    “There is music you hear, music you listen to, and music that truly fills and feeds your soul. If you are not moved in the first 60 seconds of Elias’ powerful tribute to prayer and artistry, you need this recording more than you think. This CD contains much of what there is to love about music…rich choral backgrounds filled with suspensions that compliment the beautiful,primitive and raw voices of Morissette and Musrat Fateh Ali Kahn which are filled with pure emotion… classical guitar that accompanies the gifted and melancholy James Taylor…sweeping lines of gorgeous, soulful, skillfully constructed music. Elias says that prayer is what we turn to when all we have left is hope.

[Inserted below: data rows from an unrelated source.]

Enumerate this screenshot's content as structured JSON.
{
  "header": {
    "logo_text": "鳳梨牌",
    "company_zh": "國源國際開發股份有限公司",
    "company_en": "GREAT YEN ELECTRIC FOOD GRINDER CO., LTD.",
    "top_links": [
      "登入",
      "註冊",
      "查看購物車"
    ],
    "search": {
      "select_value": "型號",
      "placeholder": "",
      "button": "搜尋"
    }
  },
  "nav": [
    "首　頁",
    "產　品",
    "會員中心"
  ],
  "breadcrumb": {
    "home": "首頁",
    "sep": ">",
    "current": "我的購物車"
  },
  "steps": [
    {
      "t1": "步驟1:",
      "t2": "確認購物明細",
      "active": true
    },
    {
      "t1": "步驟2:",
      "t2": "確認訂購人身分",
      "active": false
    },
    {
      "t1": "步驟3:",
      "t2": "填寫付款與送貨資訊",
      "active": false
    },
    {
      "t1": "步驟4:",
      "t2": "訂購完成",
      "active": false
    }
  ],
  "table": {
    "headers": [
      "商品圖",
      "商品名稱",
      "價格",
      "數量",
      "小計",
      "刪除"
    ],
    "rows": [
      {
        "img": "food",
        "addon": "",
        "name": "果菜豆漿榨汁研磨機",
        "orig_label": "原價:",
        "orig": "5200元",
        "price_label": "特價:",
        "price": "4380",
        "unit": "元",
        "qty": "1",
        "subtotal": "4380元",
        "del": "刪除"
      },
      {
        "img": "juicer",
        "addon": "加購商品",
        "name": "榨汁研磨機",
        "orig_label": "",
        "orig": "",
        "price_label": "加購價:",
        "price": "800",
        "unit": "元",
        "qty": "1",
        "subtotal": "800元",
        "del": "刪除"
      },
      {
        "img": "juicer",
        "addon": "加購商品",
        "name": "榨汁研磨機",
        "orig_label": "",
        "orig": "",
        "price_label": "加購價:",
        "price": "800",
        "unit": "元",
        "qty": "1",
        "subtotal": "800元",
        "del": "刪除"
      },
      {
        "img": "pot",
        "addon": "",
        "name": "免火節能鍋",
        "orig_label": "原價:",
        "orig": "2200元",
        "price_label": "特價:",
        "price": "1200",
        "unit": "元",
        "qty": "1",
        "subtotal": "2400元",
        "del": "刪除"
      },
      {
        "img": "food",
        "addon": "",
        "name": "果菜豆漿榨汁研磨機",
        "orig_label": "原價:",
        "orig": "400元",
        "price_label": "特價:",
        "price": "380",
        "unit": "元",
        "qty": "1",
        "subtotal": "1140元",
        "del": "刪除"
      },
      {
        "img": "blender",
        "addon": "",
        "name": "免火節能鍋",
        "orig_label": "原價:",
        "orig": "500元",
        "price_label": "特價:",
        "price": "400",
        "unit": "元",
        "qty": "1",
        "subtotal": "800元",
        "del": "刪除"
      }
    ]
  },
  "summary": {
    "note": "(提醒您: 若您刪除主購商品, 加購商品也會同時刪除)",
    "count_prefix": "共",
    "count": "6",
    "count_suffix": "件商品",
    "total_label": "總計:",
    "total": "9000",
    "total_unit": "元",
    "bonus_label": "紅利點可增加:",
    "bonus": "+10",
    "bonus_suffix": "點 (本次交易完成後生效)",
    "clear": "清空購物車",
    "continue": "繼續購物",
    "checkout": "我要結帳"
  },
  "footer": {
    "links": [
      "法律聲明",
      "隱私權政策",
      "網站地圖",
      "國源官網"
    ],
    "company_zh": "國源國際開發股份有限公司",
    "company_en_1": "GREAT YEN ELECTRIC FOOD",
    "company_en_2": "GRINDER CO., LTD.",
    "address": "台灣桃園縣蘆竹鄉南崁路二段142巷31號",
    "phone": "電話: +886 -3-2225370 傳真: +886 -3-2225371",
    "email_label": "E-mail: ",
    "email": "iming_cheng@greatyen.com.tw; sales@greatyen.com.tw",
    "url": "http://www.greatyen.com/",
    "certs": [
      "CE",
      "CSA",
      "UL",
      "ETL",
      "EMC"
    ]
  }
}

I turn to his music, and pray that he has more still to come.”

  3. marvinrosen says:

    Hi Richard,
    The Prayer Cycle is a wonderful work and have aired some of it in the past. Unfortunately, it dates from 1999. My whole marathon, as you probably saw, will be devoted to works in response to the 9/11 events meaning that they will all date from after the attacks. Thanks however for your suggestion.

  4. Hey! I am looking forward to it. You will curate a great 24 hours.

  5. Pingback: From Classical Discoveries at WPRB: Marvin Rosen Will Commorate 9/11 With a Marathon « MusicSprings

Leave a Reply

Fill in your details below or click an icon to log in:

WordPress.com Logo

You are commenting using your WordPress.com account. Log Out / Change )

Twitter picture

You are commenting using your Twitter account. Log Out / Change )

Facebook photo

You are commenting using your Facebook account. Log Out / Change )

Google+ photo

You are commenting using your Google+ account. Log Out / Change )

Connecting to %s

%d bloggers like this: